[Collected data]
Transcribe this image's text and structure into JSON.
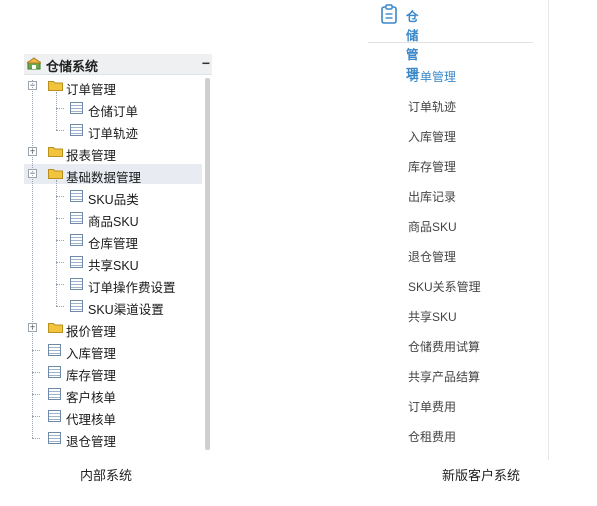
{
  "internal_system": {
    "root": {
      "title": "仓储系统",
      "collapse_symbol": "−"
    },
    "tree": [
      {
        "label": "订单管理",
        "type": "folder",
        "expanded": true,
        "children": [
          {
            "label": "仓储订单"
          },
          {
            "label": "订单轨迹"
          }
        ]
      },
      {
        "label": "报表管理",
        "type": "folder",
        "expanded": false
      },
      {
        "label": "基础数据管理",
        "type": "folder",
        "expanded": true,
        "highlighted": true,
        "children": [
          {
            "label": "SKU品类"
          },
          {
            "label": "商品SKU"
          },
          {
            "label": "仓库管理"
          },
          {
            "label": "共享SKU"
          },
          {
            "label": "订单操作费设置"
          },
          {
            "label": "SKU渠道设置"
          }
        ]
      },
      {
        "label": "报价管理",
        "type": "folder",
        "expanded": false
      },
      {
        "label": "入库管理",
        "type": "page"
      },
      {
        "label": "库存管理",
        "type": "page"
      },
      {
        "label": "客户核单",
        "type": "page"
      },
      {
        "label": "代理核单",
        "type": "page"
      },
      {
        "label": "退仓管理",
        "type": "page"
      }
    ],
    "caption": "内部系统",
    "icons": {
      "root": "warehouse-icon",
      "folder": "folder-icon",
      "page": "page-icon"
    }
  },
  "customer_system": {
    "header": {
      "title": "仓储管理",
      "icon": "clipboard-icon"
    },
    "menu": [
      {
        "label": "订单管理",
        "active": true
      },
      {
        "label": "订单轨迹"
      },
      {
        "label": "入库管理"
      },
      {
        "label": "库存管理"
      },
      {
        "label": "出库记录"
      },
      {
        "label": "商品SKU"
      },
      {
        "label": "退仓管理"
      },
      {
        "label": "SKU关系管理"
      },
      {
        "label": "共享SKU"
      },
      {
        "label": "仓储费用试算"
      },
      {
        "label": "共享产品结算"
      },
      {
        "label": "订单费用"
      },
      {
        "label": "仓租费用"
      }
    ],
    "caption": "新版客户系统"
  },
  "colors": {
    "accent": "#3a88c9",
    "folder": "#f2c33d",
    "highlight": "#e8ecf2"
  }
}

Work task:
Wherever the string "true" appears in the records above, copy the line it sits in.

Response:
        "expanded": true,
        "expanded": true,
        "highlighted": true,
        "active": true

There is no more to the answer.